We all have that one personal friend that we adore because no matter what, anytime we’re around them they leave us smiling with a warm full heart. This is the same way most of us feel after experiencing Florence and the Machine perform at a music festival. Even the most judgemental festival patrons would have a hard time coming up with negative critiques after witnessing Florence Welch light up a stage. It’s hard to imagine Florence and the Machine not making this list as long as they’re touring. Florence will continue to be a sure bet for a memorable and radiant festival headliner. –Nick LeTellier

Top 10 Headliners

02. Paul McCartney

mccartney kaplan lolla fri 13 Top 10 Music Festivals and Headliners in North America: Summer 2015 Power Rankings

Photo by Heather Kaplan

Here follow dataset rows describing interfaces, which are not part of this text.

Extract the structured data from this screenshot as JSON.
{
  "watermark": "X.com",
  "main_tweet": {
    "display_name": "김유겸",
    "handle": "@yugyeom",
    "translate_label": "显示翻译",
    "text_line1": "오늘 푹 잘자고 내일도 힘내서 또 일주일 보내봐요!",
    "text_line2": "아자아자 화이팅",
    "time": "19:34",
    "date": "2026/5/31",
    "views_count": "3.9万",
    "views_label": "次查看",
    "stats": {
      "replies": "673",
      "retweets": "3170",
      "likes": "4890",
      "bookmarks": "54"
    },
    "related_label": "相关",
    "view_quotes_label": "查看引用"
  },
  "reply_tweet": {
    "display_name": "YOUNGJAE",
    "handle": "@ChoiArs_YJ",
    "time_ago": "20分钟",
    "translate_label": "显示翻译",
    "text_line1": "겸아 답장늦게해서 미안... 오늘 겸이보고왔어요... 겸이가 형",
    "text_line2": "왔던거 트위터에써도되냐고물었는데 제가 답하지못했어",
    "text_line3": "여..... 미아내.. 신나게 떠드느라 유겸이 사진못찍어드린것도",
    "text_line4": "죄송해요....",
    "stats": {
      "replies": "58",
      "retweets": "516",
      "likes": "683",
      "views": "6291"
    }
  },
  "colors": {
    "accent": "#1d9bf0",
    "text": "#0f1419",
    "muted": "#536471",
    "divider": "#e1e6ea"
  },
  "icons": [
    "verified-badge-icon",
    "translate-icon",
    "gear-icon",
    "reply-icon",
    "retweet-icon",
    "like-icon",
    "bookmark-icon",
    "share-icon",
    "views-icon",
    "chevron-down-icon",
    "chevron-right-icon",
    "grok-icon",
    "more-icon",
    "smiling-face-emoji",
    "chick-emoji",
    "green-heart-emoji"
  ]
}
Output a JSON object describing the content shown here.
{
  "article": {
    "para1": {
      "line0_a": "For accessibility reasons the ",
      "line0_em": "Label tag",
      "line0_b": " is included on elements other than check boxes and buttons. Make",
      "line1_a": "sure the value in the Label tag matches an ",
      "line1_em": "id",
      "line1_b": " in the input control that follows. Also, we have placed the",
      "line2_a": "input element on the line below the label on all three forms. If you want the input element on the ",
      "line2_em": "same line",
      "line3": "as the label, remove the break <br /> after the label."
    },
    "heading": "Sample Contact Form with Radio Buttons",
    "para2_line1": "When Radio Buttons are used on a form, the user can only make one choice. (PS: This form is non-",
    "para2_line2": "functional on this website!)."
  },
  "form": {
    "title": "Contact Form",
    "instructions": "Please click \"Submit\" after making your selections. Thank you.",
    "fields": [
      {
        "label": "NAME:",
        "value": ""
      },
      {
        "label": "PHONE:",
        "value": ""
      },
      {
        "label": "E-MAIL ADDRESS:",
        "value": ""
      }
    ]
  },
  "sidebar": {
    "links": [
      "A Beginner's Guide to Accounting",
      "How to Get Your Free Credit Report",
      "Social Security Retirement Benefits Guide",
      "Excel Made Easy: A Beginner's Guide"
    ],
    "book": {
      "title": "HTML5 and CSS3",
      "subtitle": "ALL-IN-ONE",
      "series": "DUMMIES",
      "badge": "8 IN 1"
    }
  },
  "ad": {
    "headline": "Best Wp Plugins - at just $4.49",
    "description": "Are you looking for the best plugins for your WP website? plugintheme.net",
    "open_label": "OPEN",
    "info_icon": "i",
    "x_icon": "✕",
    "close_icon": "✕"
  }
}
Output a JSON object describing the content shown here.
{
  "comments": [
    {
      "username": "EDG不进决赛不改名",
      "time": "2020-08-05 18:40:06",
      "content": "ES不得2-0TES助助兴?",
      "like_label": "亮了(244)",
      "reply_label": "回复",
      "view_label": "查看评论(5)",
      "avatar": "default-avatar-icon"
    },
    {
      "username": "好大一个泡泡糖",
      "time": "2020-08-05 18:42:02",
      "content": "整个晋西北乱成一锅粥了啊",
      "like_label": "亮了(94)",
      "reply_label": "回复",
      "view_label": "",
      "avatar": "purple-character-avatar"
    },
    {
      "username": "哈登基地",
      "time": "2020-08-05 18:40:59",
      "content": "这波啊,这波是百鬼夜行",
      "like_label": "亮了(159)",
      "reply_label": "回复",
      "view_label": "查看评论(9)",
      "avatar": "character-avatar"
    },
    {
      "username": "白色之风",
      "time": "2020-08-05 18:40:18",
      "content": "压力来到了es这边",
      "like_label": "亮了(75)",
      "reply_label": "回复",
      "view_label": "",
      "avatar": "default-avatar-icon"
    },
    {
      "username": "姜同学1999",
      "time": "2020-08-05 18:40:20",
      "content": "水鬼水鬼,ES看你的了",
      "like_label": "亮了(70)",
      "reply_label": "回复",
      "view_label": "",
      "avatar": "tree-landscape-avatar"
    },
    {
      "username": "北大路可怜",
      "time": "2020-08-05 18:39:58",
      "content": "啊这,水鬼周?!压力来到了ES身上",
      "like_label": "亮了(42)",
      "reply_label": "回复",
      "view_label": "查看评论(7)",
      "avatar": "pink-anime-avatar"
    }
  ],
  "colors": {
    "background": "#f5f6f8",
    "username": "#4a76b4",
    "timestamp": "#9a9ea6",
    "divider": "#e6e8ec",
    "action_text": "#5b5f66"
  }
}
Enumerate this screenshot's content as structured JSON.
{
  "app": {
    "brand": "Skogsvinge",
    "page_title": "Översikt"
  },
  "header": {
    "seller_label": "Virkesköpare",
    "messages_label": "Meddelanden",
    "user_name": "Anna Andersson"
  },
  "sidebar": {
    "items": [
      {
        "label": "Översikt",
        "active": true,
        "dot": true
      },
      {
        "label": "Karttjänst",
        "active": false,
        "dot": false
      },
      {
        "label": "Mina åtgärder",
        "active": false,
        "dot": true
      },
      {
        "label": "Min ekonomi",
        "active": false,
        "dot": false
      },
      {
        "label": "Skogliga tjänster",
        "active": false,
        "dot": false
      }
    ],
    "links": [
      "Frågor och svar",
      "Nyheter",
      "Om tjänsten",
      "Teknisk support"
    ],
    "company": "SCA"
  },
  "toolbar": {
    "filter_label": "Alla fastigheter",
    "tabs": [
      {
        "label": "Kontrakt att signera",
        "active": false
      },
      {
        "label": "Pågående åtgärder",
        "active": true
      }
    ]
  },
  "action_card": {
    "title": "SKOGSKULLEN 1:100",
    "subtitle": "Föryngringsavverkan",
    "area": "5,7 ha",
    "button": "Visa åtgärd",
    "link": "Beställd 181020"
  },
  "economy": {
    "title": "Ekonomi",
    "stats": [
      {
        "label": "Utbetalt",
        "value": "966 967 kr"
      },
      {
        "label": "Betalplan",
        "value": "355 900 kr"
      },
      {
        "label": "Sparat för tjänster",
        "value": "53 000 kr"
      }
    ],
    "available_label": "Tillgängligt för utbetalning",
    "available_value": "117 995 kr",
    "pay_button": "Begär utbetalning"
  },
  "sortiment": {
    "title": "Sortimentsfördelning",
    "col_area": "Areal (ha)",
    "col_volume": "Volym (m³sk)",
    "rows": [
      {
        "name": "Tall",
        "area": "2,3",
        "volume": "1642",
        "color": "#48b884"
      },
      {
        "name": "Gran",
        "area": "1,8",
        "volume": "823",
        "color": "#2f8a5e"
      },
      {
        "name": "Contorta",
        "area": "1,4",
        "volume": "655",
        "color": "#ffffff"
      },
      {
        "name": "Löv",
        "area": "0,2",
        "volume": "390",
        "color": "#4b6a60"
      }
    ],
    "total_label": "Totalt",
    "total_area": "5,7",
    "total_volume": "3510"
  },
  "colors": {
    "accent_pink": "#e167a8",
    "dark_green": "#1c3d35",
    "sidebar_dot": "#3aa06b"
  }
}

Okay, so Paul McCartney didn’t bring out Kanye West or Rihanna during his headlining set at Lollapalooza this past August. But, he played a snippet of “FourFiveSeconds” and he sang alongside Alabama Shakes’ Brittany Howard (see above) for a fun and sassy rendition of “Get Back”. Plus, as expected, the whole “Hey Jude” sing-a-long proved to be another religious experience, a rare, spiritual moment that very few headliners (if any) could ever hope to offer. Strangely enough, however, it was “Back in the U.S.S.R.” that brought the crowd to Cloud9. Well, same with “Helter Skelter”. And the Abbey Road medley. Oh bollocks, the whole thing’s fucking great. Sir Paul, what would we do without you? –Michael Roffman

Top 10 Headliners

01. Roger Waters


Photo by Ben Kaye

We were all mightily impressed when Roger Waters appeared on this year’s Newport Folk Festival bill — after all, the Pink Floyd founder hadn’t performed in two years, and hadn’t played a US fest in seven. But seeing his name on the bill was nothing compared to actually seeing him on stage. Joined by the unannounced My Morning Jacket, SNL’s legendary G.E. Smith, and at various points Lucius, Amy Helm, and Sara Watkins, the set was pure legend. There was a new original song (“Crystal Clear Brooks”); Floyd and solo rarities; and covers of Bob Dylan, John Prine, Levon Helm. With that sort of setlist and those guests, the performance was not only unique in the festival landscape, but in musical history. You just can’t beat that. –Ben Kaye